The three-person Hearing Panel took months to issue their report. They specifically observed that Victor Herbert’s testimony was so tainted by his histrionics and lies, as well as being contradicted by Levin’s huge collection of peer-reviewed articles that supported his extensive testimony, that they were forced to ignore the State’s witness.
They then made the egregious error of using their own opinions as a basis for issuing a unanimous conviction on the charges! Dr. Levin had no choice but to appeal to the Civil Court system to overturn the “Administrative” Court’s decision – another expensive lesson in the intricacies of our Legal System. Levin was relieved when the Appeal was upheld. That balloon also burst when the State moved to appeal to the Second level of the Appellate System. At that Hearing, the State won by citing a precedent from a Mafia case in a closed Hearing with a Judge – without representation for Dr. Levin! The Court of Appeals is the highest State court in New York. A blue ribbon triumvirate was assigned for this final Appeal. Harris was notified that he would have ten minutes to present his case – he requested more time and was granted twenty minutes. The Prosecution presents first. Mr. Sheehan merely said that the record speaks for itself. Harris then stood up and began his summation, and at exactly twenty minutes, Sheehan stood up and said to the Court, “His 20 minutes are up.” The Chief Judge banged his gavel and said, “Mr. Sheehan, sit down and shut up!” Dr. Levin later said that he knew then that there was hope for justice after all. The Tribunal interrupted Harris to ask questions, but he spoke for well over an hour, and then the Court was adjourned.
The long awaited decision was delayed for many months due to the sudden illness of one of the Judges, but the final determination arrived at last.
“It came,” Dr. Levin said to Susan. These were few words, but Susan knew what he meant. The decision had been sent in a big, heavy envelope. They would have dinner with Harris tonight – where they would all learn the fate of Dr. Levin’s medical license. Harris opened the envelope, removed its contents, and paged through it all briefly. He looked up and said, “It’s over and you’re free!” — “They failed to make you the PRIME EXAMPLE.”
Victory marked a milestone.
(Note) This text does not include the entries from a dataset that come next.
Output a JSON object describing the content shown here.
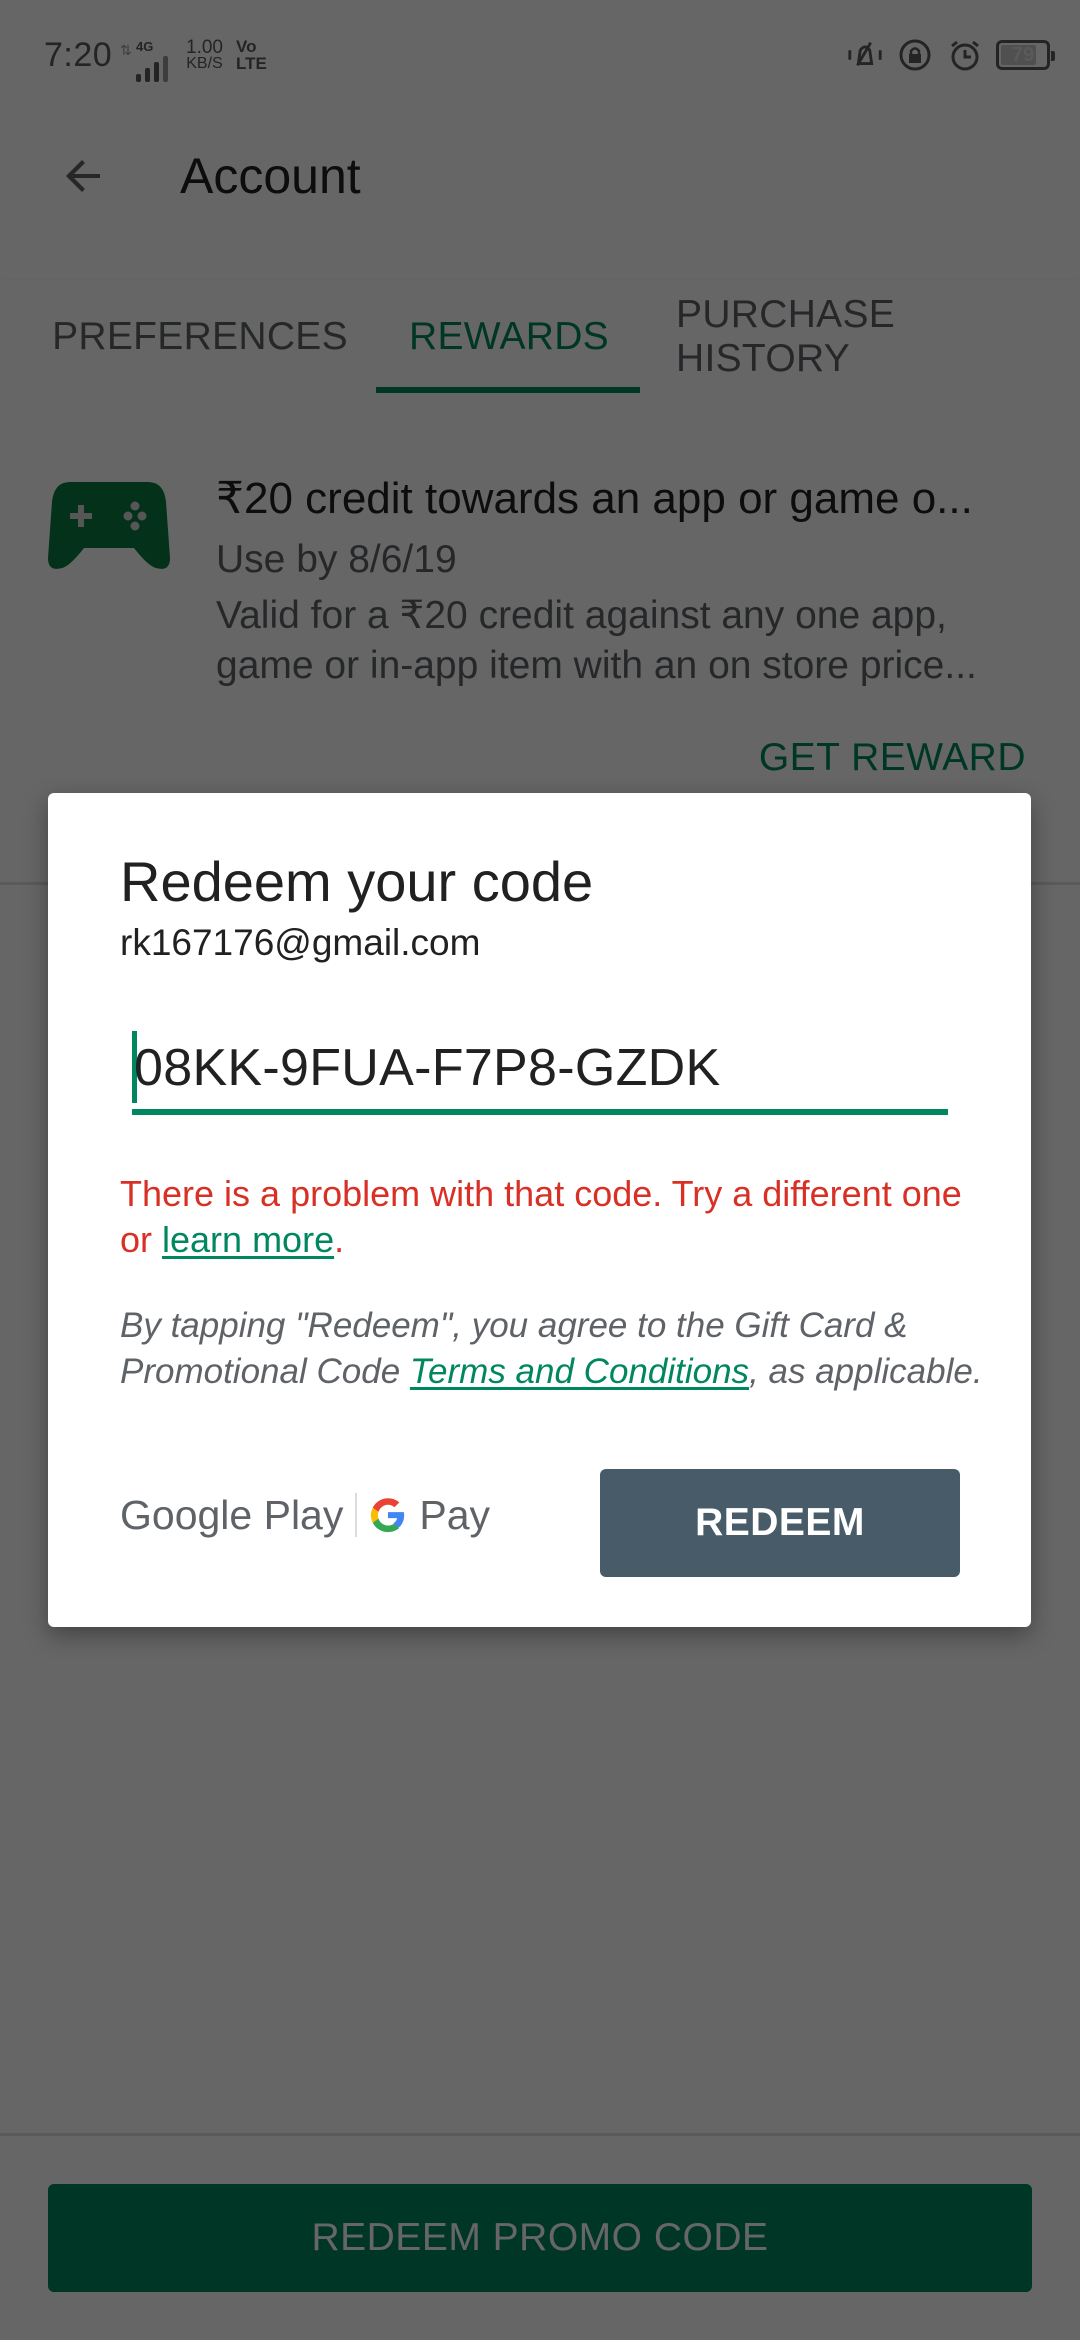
{
  "status_bar": {
    "time": "7:20",
    "network_type": "4G",
    "data_speed_value": "1.00",
    "data_speed_unit": "KB/S",
    "volte_top": "Vo",
    "volte_bottom": "LTE",
    "battery_level": "79",
    "battery_fraction": 0.79,
    "icons": [
      "vibrate-silent-icon",
      "rotation-lock-icon",
      "alarm-icon",
      "battery-icon"
    ]
  },
  "app_bar": {
    "back_icon": "arrow-back-icon",
    "title": "Account"
  },
  "tabs": [
    {
      "label": "PREFERENCES",
      "active": false
    },
    {
      "label": "REWARDS",
      "active": true
    },
    {
      "label": "PURCHASE HISTORY",
      "active": false
    }
  ],
  "reward": {
    "icon": "gamepad-icon",
    "title": "₹20 credit towards an app or game o...",
    "subtitle": "Use by 8/6/19",
    "description": "Valid for a ₹20 credit against any one app, game or in-app item with an on store price...",
    "action_label": "GET REWARD"
  },
  "bottom": {
    "promo_button_label": "REDEEM PROMO CODE"
  },
  "dialog": {
    "title": "Redeem your code",
    "account_email": "rk167176@gmail.com",
    "code_value": "08KK-9FUA-F7P8-GZDK",
    "error_prefix": "There is a problem with that code. Try a different one or ",
    "error_link": "learn more",
    "error_suffix": ".",
    "terms_prefix": "By tapping \"Redeem\", you agree to the Gift Card & Promotional Code ",
    "terms_link": "Terms and Conditions",
    "terms_suffix": ", as applicable.",
    "logo_google_play": "Google Play",
    "logo_pay": "Pay",
    "redeem_label": "REDEEM"
  },
  "colors": {
    "accent_green": "#01875f",
    "error_red": "#d93025",
    "redeem_button": "#485b68",
    "scrim": "rgba(0,0,0,0.6)"
  }
}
The passage of the New York State Alternative Medical Practice Act, signed by Governor Cuomo in 1994, came after more than 18 years from the start of the investigation into Dr. Levin’s Alternative practice. “Many of the things that Warren Levin was prosecuted for (perhaps I should say persecuted) are the standard of medical care in 2011.” And Dr. Levin is still practicing medicine – now in Washington, D.C. – with Susan at his side, and as of this review, these things are still the standard of medical care.
This is a true story and one that each physician in the United States should read – and be thankful for the courage and tenacity this physician showed when not only saving his own medical license, but by having been forced all the way to the Court of Appeals, he also provided a legal precedent for other licensees who practice Alternative approaches to medicine.
Dr. Levin and Dr. Fran Gare discuss the significance of Candida-related complex (CRC) and other species of yeast (fungi) infections in human health. Book review by Sue Vogan.
Interviews and articles by Dr. Levin on topics ranging from Lyme to Candida.
From the hazards of BPA in baby bottles, to the increasing practice of adding food dyes where you wouldn't expect them to be in, find useful insights and advice from selected newsletters.